Required action:
The required result is a copy of each line below in which "concentration" appears.

Data shown:
╔══

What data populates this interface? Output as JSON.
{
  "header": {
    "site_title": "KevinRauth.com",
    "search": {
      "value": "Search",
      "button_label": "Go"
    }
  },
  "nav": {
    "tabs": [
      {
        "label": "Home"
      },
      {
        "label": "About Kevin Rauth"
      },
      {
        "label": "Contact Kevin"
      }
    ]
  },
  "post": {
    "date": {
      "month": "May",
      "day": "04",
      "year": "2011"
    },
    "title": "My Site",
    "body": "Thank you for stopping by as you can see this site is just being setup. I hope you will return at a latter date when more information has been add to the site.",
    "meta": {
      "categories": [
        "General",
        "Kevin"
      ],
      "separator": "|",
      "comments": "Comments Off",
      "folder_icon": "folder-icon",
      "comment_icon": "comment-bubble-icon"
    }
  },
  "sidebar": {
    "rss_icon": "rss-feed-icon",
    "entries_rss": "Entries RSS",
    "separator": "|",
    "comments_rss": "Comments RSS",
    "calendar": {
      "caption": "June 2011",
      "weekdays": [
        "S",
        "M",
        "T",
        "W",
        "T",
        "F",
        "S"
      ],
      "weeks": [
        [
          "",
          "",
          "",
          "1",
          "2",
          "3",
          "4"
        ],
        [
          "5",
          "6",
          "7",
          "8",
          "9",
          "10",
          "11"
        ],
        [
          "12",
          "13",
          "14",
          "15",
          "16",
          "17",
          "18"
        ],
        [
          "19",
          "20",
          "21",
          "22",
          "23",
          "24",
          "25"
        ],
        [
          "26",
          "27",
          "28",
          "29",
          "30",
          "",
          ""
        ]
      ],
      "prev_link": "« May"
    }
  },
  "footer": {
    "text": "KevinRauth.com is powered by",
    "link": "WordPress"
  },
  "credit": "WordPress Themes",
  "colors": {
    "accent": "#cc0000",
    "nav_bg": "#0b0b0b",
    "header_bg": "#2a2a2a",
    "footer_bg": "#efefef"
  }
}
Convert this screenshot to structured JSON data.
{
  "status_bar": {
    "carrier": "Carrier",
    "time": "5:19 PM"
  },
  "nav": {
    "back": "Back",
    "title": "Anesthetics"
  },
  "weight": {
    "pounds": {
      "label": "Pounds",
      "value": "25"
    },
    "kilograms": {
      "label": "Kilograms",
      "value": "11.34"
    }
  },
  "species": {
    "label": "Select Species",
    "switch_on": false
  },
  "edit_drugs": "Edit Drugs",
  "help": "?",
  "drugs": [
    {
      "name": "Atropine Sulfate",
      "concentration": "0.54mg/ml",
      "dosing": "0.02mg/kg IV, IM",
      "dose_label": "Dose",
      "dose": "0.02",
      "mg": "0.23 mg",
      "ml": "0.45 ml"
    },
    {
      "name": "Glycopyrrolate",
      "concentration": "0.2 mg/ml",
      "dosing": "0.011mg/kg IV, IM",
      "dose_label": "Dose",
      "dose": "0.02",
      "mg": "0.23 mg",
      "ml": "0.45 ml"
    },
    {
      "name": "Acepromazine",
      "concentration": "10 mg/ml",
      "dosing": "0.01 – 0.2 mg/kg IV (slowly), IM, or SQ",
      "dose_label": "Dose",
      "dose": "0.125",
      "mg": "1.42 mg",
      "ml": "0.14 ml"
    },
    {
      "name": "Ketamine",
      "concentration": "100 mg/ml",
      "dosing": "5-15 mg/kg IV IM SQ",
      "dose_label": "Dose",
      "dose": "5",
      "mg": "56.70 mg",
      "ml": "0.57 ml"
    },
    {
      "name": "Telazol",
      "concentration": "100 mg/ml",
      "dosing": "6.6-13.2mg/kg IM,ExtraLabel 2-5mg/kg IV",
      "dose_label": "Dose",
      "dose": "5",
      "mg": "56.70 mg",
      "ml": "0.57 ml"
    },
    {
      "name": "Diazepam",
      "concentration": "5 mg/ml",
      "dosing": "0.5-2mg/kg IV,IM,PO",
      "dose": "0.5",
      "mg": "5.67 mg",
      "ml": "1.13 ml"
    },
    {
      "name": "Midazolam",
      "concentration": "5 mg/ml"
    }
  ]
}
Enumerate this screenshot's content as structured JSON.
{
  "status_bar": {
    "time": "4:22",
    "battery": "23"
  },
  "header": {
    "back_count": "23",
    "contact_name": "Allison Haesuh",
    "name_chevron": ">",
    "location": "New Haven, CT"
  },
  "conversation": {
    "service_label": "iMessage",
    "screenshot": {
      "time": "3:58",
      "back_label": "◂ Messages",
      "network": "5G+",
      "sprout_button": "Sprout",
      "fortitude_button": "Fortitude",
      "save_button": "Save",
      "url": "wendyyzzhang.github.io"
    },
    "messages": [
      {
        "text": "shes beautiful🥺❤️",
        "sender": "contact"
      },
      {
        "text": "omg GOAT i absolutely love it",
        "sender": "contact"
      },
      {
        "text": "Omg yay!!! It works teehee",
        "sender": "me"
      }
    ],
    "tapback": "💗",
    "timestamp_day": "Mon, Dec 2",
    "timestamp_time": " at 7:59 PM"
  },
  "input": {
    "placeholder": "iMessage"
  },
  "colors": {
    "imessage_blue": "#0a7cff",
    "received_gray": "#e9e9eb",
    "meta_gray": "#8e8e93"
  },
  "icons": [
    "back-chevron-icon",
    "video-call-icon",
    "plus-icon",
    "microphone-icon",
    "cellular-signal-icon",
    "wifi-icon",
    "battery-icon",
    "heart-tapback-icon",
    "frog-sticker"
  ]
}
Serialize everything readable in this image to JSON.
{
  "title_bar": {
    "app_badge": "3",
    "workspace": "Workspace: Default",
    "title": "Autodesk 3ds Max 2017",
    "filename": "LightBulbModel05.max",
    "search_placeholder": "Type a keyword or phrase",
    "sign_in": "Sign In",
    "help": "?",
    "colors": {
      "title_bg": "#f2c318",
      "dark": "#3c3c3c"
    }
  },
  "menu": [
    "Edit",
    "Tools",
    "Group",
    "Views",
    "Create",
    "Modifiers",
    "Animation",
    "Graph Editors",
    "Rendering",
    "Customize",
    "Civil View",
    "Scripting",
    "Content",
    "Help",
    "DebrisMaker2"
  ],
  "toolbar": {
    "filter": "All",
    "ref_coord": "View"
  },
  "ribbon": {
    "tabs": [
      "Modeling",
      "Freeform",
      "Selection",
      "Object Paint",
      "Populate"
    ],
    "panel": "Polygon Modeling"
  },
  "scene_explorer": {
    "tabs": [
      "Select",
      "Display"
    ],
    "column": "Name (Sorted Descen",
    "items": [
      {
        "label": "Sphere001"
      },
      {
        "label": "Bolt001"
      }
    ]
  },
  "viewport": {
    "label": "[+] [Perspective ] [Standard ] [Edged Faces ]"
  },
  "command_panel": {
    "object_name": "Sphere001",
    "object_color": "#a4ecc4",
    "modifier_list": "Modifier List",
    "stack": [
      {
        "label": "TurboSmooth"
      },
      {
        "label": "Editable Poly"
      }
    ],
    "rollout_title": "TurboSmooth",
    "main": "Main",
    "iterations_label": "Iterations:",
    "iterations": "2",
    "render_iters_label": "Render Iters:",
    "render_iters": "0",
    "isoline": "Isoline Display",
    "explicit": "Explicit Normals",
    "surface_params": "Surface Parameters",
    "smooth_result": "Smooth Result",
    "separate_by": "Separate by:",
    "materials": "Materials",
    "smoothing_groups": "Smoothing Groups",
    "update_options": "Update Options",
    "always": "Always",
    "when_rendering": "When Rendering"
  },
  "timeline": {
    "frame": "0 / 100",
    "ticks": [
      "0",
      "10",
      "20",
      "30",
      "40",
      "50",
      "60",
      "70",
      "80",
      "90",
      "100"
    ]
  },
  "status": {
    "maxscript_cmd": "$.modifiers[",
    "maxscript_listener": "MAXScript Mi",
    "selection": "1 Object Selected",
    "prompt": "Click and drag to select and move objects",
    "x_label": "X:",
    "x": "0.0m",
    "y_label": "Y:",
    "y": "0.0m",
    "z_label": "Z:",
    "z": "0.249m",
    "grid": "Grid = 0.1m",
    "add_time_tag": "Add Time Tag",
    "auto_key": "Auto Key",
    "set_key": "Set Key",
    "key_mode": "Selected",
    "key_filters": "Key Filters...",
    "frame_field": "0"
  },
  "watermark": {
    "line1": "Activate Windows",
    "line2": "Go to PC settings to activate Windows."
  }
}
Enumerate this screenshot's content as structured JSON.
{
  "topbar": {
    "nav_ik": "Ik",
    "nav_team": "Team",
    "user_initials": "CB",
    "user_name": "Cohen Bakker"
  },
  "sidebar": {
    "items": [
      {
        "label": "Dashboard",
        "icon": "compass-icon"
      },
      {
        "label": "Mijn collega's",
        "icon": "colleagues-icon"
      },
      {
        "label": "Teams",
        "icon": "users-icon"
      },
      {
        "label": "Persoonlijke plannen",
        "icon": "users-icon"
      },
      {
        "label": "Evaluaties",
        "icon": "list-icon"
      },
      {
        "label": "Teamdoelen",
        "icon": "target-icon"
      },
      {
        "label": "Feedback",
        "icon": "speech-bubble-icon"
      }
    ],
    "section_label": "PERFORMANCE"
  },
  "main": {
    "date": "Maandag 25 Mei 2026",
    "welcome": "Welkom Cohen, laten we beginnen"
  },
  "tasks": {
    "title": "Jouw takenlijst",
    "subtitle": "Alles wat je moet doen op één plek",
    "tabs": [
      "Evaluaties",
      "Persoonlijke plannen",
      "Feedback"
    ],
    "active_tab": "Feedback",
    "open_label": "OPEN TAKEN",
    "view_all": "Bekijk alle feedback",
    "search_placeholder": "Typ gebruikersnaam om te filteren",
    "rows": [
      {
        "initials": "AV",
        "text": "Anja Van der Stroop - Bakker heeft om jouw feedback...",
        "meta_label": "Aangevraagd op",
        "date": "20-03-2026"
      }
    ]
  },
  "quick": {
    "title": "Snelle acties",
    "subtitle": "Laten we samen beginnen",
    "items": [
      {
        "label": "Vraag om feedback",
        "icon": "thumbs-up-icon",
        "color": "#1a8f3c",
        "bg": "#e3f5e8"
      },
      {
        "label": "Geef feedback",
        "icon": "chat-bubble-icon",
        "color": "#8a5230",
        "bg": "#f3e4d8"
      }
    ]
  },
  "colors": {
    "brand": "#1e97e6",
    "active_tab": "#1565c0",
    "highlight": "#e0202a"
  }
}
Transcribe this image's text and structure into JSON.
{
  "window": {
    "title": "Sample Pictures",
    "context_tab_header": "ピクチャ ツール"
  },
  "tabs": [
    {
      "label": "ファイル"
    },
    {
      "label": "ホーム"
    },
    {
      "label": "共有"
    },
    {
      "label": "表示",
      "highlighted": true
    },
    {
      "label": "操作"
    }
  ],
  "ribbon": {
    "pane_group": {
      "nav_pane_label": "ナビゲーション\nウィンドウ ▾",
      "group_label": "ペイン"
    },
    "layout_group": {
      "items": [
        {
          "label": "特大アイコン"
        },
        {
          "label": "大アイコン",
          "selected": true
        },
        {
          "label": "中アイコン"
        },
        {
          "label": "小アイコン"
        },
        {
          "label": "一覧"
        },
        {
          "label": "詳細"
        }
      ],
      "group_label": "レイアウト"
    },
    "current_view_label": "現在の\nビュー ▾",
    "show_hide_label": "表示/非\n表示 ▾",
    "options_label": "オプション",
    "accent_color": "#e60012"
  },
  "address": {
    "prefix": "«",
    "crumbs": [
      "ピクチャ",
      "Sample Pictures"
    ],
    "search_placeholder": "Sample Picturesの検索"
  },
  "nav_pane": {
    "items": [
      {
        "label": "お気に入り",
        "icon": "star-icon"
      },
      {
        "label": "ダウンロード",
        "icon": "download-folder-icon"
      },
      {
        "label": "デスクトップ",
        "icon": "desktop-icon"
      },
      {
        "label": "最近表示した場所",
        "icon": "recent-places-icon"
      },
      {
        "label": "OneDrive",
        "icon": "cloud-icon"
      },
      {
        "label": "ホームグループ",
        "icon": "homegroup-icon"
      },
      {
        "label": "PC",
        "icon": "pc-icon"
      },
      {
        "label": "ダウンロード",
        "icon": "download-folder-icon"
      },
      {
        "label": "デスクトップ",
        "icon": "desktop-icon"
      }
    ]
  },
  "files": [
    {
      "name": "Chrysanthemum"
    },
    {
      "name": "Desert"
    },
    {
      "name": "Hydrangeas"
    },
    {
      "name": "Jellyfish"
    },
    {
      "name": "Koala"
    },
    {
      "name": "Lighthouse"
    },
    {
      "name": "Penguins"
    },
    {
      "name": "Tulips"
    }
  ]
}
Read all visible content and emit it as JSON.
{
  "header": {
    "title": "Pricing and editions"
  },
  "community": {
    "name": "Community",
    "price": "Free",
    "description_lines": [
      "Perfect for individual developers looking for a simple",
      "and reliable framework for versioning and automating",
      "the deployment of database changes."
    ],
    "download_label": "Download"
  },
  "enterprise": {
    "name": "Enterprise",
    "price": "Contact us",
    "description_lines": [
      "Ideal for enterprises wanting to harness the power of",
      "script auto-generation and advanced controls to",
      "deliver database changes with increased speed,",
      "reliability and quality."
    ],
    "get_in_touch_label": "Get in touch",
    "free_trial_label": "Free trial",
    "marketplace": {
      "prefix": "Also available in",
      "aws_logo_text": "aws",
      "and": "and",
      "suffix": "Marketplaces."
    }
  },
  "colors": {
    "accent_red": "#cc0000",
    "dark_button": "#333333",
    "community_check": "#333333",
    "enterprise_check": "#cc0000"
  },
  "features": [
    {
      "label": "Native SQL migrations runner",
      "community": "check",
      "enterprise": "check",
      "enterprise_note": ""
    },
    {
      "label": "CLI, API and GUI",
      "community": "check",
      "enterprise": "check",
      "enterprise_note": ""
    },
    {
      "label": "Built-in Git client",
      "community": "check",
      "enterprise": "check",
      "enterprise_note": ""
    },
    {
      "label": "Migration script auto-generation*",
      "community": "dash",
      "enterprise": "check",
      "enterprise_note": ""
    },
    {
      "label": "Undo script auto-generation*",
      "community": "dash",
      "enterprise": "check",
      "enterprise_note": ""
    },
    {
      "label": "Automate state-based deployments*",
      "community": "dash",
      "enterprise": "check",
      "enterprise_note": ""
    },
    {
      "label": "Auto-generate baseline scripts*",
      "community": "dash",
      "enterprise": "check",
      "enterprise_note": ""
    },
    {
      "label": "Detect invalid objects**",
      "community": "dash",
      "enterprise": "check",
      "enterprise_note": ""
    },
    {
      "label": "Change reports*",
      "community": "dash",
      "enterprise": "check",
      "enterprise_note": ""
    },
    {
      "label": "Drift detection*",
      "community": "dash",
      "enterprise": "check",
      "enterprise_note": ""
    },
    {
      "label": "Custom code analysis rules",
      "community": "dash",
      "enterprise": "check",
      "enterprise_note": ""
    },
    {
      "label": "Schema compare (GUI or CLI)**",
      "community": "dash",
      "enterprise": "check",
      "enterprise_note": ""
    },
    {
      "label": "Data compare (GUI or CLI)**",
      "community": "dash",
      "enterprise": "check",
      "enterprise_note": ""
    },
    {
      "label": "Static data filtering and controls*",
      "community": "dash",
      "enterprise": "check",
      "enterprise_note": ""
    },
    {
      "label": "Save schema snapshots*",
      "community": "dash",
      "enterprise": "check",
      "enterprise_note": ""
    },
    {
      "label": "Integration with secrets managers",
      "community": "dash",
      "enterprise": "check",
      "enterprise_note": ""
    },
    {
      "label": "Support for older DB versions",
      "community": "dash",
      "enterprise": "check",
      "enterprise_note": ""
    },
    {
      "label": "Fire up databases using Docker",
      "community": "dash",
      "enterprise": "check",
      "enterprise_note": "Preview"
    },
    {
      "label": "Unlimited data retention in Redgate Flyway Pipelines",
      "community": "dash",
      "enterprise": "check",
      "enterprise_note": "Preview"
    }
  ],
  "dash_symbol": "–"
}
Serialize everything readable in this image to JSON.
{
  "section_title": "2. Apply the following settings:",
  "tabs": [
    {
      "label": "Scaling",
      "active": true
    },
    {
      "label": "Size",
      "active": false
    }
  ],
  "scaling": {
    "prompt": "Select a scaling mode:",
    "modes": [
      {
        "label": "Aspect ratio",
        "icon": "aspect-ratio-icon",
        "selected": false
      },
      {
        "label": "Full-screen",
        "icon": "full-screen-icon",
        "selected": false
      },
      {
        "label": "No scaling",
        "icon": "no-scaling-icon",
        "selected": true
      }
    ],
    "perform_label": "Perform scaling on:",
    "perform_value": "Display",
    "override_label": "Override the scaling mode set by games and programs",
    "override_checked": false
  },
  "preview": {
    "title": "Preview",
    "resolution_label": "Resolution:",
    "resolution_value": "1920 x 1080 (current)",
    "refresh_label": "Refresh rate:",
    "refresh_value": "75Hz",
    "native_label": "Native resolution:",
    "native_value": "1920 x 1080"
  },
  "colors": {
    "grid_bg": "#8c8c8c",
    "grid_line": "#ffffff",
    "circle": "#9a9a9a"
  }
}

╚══

Exercise answer:
      "concentration": "0.54mg/ml",
      "concentration": "0.2 mg/ml",
      "concentration": "10 mg/ml",
      "concentration": "100 mg/ml",
      "concentration": "100 mg/ml",
      "concentration": "5 mg/ml",
      "concentration": "5 mg/ml"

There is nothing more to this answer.